Under current law, publicly traded C corporations can deduct up to $1 million for compensation paid to “covered employees”. A covered employee is defined under IRC Section 4960(c)(2) as any current or former employee of an “applicable tax-exempt organization” that (1) is one of the five highest compensated employees of the organization for the tax year; or (2) was a covered employee of the organization or any predecessor organization for any tax year after December 31, 2016.
Current law also limits the deductibility of certain severance-pay (“parachute payments”). There is no excise tax or other limitation on the executive compensation or severance payments made by tax-exempt organizations. Under current law, there are reasonableness requirements and a prohibition against private inurement for executive compensation for tax-exempt entities. There is not, however, an excise tax under current law tied to the amount of compensation. The provision imposes an excise tax of 21% on compensation in excess of $1 million paid to any of the five highest-paid employees of a tax-exempt organization which includes labor unions, VEBAs and multiemployer pension plans. The tax would apply to the value of all remuneration paid for services, including cash and the cash-value of most benefits, including plans under IRC Section 457(f), however, excluding payments under qualified plans or plans described in IRC Section 457(b). The excise tax would also apply to excess “parachute payments,” or payments in the nature of compensation that are contingent on an employee’s separation and, in present value, are at least three times the employee’s base compensation. This excise tax applies to tax years beginning after December 31, 2017.
Clearly, there is a lot to talk about in the TCJA and as we noted in an earlier communication on the impact of the separate House and Senate versions of TCJA, there were House and Senate provisions impacting unions and multiemployer plans which were not included in the final legislation which is something for which we should all be grateful.

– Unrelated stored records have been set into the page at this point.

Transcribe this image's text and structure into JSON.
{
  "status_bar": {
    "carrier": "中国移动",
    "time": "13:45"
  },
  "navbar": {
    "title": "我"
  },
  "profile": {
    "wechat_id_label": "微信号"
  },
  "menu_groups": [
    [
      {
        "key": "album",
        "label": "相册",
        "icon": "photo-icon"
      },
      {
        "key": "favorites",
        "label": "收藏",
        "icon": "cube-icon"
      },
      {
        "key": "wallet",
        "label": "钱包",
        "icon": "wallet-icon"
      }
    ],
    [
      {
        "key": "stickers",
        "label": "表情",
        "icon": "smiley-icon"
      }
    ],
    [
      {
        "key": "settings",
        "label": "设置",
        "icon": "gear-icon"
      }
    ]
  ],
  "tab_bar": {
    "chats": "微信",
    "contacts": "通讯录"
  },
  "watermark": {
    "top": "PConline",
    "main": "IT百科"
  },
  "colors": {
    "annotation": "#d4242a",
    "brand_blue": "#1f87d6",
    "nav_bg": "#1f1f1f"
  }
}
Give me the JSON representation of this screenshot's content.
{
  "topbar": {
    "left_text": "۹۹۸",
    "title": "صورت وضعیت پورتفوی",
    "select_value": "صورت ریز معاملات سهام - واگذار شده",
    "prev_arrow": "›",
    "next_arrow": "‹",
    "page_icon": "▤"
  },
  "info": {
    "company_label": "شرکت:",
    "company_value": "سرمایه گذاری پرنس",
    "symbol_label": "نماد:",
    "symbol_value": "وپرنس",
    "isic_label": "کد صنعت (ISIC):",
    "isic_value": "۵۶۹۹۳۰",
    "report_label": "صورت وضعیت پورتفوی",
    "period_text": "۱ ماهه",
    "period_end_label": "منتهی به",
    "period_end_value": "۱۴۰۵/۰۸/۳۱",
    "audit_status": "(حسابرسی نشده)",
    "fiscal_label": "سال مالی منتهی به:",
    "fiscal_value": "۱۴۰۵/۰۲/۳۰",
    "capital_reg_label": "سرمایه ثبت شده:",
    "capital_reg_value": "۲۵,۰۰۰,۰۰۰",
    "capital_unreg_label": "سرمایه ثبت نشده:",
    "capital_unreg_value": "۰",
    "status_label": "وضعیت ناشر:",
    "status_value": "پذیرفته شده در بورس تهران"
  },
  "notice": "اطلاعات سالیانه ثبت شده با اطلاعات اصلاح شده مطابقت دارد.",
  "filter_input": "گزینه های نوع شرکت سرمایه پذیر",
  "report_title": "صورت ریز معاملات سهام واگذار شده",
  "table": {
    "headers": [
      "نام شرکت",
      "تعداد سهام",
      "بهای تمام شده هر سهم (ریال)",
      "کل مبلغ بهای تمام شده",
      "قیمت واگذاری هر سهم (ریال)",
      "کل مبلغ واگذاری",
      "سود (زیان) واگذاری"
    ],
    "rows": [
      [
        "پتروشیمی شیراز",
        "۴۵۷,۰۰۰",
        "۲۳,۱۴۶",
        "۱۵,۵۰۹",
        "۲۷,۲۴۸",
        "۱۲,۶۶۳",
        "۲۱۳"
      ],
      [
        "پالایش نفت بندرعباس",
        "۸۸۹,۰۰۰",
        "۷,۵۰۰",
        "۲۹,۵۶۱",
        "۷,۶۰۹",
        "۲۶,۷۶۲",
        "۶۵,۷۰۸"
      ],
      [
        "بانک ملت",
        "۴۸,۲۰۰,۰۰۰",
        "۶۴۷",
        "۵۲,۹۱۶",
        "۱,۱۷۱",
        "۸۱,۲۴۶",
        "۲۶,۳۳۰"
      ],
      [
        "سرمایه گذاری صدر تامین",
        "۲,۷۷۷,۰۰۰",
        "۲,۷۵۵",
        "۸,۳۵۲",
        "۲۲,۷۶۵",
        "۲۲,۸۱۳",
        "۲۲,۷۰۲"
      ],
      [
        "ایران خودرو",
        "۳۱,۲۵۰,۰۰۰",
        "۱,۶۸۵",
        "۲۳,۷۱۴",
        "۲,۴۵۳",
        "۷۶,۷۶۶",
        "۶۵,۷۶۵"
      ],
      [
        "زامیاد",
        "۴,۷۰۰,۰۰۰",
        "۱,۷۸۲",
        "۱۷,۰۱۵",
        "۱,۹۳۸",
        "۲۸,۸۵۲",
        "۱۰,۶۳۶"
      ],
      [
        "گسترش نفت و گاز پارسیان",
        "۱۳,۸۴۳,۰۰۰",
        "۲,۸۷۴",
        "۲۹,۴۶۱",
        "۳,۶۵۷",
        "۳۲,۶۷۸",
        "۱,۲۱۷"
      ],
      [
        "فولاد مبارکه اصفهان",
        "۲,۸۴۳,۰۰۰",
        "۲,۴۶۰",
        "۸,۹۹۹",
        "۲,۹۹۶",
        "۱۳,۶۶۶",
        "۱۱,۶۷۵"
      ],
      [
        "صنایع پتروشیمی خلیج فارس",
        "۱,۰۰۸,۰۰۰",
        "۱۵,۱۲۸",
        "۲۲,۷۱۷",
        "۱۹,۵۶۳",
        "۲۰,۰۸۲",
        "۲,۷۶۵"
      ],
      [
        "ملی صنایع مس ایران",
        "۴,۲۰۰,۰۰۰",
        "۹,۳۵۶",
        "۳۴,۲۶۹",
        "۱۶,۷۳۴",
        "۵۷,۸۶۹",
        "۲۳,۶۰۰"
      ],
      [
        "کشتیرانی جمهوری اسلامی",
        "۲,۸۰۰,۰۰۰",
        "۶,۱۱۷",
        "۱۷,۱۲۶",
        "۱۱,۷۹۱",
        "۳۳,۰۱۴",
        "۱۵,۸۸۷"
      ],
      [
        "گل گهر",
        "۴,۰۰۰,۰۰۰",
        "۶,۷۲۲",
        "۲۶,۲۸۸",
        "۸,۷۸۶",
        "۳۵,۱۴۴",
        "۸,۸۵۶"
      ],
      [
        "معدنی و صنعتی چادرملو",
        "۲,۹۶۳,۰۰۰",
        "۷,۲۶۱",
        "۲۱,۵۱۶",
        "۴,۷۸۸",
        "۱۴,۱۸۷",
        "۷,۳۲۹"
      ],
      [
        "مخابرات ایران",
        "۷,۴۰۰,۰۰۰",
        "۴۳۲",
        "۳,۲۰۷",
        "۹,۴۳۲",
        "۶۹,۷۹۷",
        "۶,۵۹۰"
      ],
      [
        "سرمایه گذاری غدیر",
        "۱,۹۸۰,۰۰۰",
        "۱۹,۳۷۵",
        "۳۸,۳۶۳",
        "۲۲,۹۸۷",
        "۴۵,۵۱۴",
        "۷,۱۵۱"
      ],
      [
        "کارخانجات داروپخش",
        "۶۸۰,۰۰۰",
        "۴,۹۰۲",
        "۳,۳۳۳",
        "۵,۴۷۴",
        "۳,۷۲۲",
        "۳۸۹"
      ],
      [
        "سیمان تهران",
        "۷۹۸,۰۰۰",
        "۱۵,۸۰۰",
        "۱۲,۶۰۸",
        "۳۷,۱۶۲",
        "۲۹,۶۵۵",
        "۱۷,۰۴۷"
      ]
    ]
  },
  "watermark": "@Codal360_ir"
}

We are happy to address the impact of the provisions discussed above on your union’s or plan’s current activities, as well as, the impact of any of the TCJA provisions on your members, plan participants and employees.
|Richard Ruvelson, Principal, JD